■ Task requirements
Repeat each record exactly, skipping the pictures.

■ Data for the task
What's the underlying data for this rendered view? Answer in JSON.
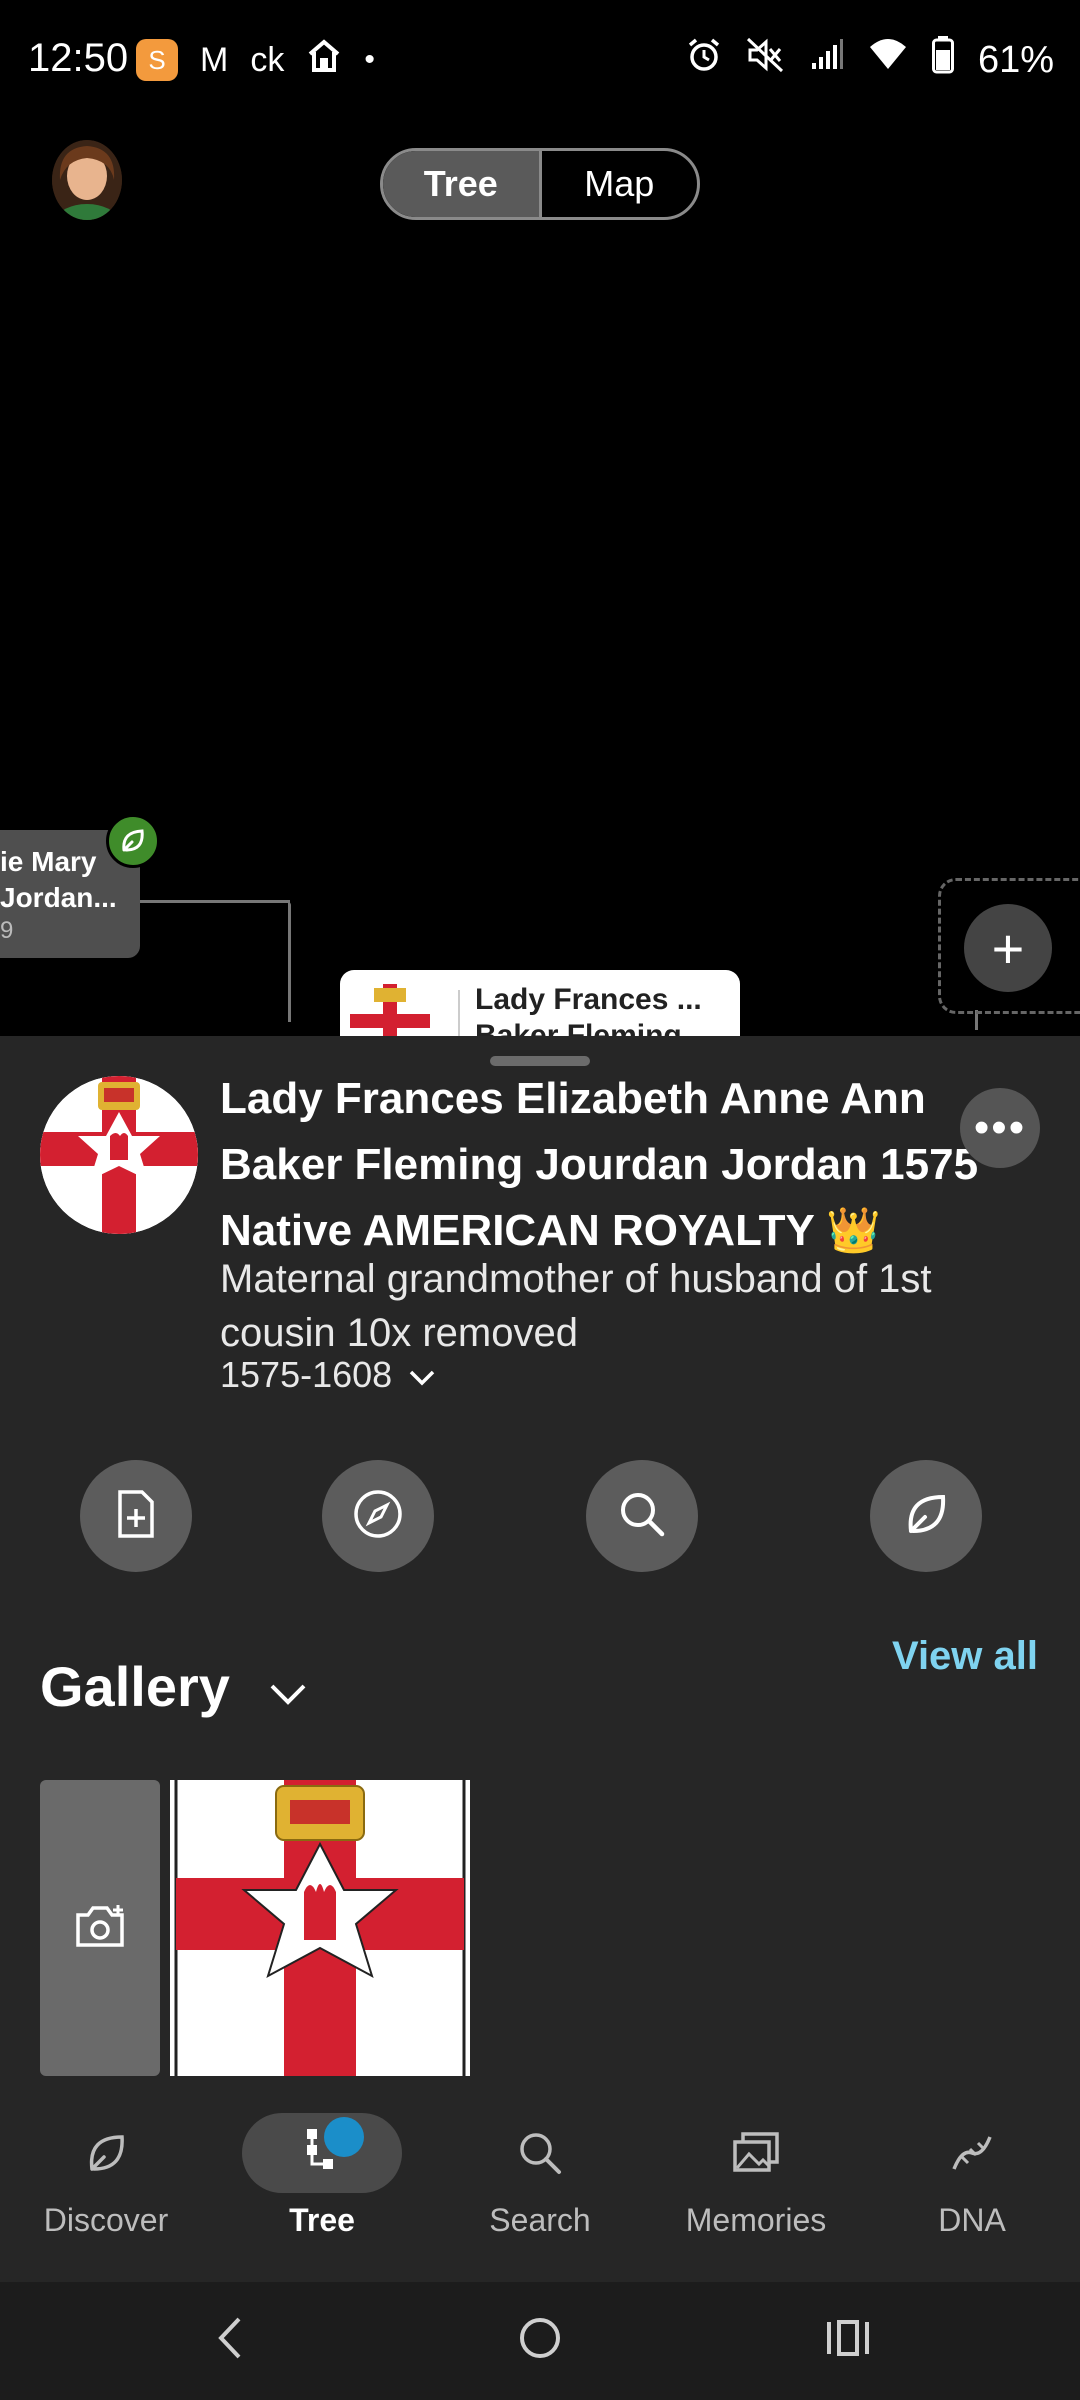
{
  "status_bar": {
    "time": "12:50",
    "badge": "S",
    "gmail_glyph": "M",
    "ck_text": "ck",
    "battery": "61%"
  },
  "header": {
    "tabs": [
      "Tree",
      "Map"
    ],
    "active_tab": "Tree"
  },
  "tree": {
    "left_card": {
      "name_line1": "ie Mary",
      "name_line2": "Jordan...",
      "years": "9"
    },
    "focus_card": {
      "name_line1": "Lady Frances ...",
      "name_line2": "Baker Fleming"
    },
    "add_label": "+"
  },
  "profile": {
    "title": "Lady Frances Elizabeth Anne Ann Baker Fleming Jourdan Jordan 1575 Native AMERICAN ROYALTY 👑",
    "relationship": "Maternal grandmother of husband of 1st cousin 10x removed",
    "dates": "1575-1608",
    "more_label": "•••"
  },
  "actions": [
    {
      "icon": "add-document-icon"
    },
    {
      "icon": "compass-icon"
    },
    {
      "icon": "search-icon"
    },
    {
      "icon": "leaf-hint-icon"
    }
  ],
  "gallery": {
    "title": "Gallery",
    "view_all": "View all"
  },
  "bottom_nav": [
    {
      "label": "Discover",
      "icon": "leaf-icon",
      "active": false
    },
    {
      "label": "Tree",
      "icon": "tree-icon",
      "active": true
    },
    {
      "label": "Search",
      "icon": "search-icon",
      "active": false
    },
    {
      "label": "Memories",
      "icon": "photos-icon",
      "active": false
    },
    {
      "label": "DNA",
      "icon": "dna-icon",
      "active": false
    }
  ],
  "colors": {
    "background": "#000000",
    "sheet": "#262626",
    "accent_link": "#7fd3f0",
    "hint_green": "#3f8c2a",
    "notification_blue": "#1b8ec9",
    "flag_red": "#d32030"
  }
}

■ Response for this exercise
What's the underlying data for this rendered view? Answer in JSON.
{
  "status_bar": {
    "time": "12:50",
    "badge": "S",
    "gmail_glyph": "M",
    "ck_text": "ck",
    "battery": "61%"
  },
  "header": {
    "tabs": [
      "Tree",
      "Map"
    ],
    "active_tab": "Tree"
  },
  "tree": {
    "left_card": {
      "name_line1": "ie Mary",
      "name_line2": "Jordan...",
      "years": "9"
    },
    "focus_card": {
      "name_line1": "Lady Frances ...",
      "name_line2": "Baker Fleming"
    },
    "add_label": "+"
  },
  "profile": {
    "title": "Lady Frances Elizabeth Anne Ann Baker Fleming Jourdan Jordan 1575 Native AMERICAN ROYALTY 👑",
    "relationship": "Maternal grandmother of husband of 1st cousin 10x removed",
    "dates": "1575-1608",
    "more_label": "•••"
  },
  "actions": [
    {
      "icon": "add-document-icon"
    },
    {
      "icon": "compass-icon"
    },
    {
      "icon": "search-icon"
    },
    {
      "icon": "leaf-hint-icon"
    }
  ],
  "gallery": {
    "title": "Gallery",
    "view_all": "View all"
  },
  "bottom_nav": [
    {
      "label": "Discover",
      "icon": "leaf-icon",
      "active": false
    },
    {
      "label": "Tree",
      "icon": "tree-icon",
      "active": true
    },
    {
      "label": "Search",
      "icon": "search-icon",
      "active": false
    },
    {
      "label": "Memories",
      "icon": "photos-icon",
      "active": false
    },
    {
      "label": "DNA",
      "icon": "dna-icon",
      "active": false
    }
  ],
  "colors": {
    "background": "#000000",
    "sheet": "#262626",
    "accent_link": "#7fd3f0",
    "hint_green": "#3f8c2a",
    "notification_blue": "#1b8ec9",
    "flag_red": "#d32030"
  }
}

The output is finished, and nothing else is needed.